- People with busy family lives
- People on holiday
- High-end business entrepreneurs who cannot afford to constantly chase personal records at the gym
I'm a big science and programming fan. I wouldn't feel right putting out any old pap, but getting efficient stimulus in the majority of muscle groups takes time. Time is exactly what these people don't have. Not only that, but I set an unofficial target of 45 minutes to have everything done. I also limited training to no more than 3 days a week.
What does the science say?Frequency per body part should be high: around 2-3 times a week. Volume should be anywhere from 30-80 reps per body-part. Intensity should be higher than 65% of 1 RM, which is around 15 reps to failure.
- Body Part Frequency - 2-3x a week
- Volume - 30-80 reps per body part
- Intensity - 65% of 1RM, or greater

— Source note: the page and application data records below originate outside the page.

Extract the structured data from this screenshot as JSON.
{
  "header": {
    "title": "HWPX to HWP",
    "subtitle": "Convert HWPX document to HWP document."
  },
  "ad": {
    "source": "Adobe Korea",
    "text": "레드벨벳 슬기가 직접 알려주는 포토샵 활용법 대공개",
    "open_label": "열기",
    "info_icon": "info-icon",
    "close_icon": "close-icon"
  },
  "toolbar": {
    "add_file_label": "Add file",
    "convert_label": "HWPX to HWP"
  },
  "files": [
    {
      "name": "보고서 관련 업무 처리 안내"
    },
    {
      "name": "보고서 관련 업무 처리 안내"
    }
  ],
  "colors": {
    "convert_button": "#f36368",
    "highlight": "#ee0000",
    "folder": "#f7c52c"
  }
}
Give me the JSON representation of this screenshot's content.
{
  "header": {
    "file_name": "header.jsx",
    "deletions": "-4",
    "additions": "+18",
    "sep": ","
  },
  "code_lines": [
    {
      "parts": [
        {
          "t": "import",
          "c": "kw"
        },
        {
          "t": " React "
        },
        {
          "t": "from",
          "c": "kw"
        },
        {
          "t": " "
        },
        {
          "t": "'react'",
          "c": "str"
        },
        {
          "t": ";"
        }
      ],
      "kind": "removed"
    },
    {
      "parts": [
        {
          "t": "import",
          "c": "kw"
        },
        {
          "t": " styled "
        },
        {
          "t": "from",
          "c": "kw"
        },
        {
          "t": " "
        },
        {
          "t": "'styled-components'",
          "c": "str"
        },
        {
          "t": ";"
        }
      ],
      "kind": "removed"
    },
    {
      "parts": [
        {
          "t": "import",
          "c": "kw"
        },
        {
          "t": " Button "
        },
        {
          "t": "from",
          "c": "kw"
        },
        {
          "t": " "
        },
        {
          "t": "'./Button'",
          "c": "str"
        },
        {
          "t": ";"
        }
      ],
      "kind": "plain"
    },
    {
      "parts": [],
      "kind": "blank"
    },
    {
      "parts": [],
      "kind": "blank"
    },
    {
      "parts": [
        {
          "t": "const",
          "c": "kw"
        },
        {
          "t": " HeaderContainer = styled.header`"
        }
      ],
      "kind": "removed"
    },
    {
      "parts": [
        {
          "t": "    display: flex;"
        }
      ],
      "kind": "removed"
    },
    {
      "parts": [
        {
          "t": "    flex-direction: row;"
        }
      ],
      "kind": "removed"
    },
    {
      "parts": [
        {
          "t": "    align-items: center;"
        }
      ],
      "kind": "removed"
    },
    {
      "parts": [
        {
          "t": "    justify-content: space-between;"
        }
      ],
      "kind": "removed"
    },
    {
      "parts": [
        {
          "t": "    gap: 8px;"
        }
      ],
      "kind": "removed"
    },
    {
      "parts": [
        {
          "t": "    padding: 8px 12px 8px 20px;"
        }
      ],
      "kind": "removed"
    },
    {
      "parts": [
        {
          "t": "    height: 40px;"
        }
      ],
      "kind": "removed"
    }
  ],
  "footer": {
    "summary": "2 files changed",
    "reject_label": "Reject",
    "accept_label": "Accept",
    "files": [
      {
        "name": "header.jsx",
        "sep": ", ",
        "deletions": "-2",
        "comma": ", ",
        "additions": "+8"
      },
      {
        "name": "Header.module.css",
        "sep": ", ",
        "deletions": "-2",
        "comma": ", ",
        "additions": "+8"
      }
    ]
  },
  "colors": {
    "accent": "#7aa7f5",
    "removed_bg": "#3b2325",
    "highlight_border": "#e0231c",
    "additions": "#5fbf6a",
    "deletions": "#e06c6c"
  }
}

What split is the best option?Body-part split? A short session would not meet the outlined frequency goals, even if one went to the gym 7 days a week.
Push-Pull-Legs? This would take 5-6 sessions to hit my target, so hardly an option.
Upper-Lower? Getting there, but one would need to train 3-4 times a week.
Full Body? This could hit all the muscle groups in 2-3 days a week. A clear winner on frequency.
The issue here, is getting every body-part done in one session is difficult without turning it into a 2-hour marathon. I went with this, but had to employ some very clever techniques to get it to function.
How have we done this? Supersets.
What is a superset?A superset is a form of strength training proven in science and the real world in which you move from one exercise to the next without a rest or break. 
Example from the routine:
- Leg Press - 10 reps
- Ham curl - 10 reps
- Then repeat this cycle 2 more times with no rest in between.
A superset is a form of strength training proven in science and the real world in which you move from one exercise to the next without a rest or break.
Possible dangers of supersetsDoing complex movements like the barbell squat under high fatigue can be dangerous. I based this program primarily around machines. Don't listen to the myths: machines work as long you use progressive overload. Even Dorian Yates used machines from time to time.
Selective use of compound movementsCompound exercises use multiple muscles at the same time. This renders their use a no-brainer for the majority of the routine. The hard part is selecting common machines whilst not missing any major muscles out.
Another potential difficulty is balancing out the program's cross-over volume (how one movement hits the same muscles as another) for efficient growth. For example, we used seated machine rows as this would allow back, bicep and some rear delt activation to occur.
Rep range choiceI wanted at least 30 reps per body-part and enough intensity to match the scientific data on growth. Issue is, as a trainee progresses they may need more intensity.
When you're fatigued, your strength drops. Anything under 10 reps per set would require an extra set (as opposed to 3 sets) to reach over 30 reps total. Anything much higher, and you might not hit the required intensity because of fatigue.
Luckily, 10 reps hits most data points and has a nice buffer as you fatigue; to keep you in the sweeter spot. 
|18 Minute Superset Workout|
|Exercise||Sets x Reps||RPE|
|Superset #1 - Leg Press and Leg Curl||3 x 10||8/9, 8/9, 10|
|Superset #2 - Machine Row and Machine Bench||3 x 10||8/9, 8/9, 10|
|Superset #3 - Side Laterals (DB or Cable) and Weighted Cable Crunch||3 x 10||8/9, 8/9, 10|
|Superset #4 - Pull Downs and Machine Shoulder Press||3 x 10||8/9, 8/9, 10|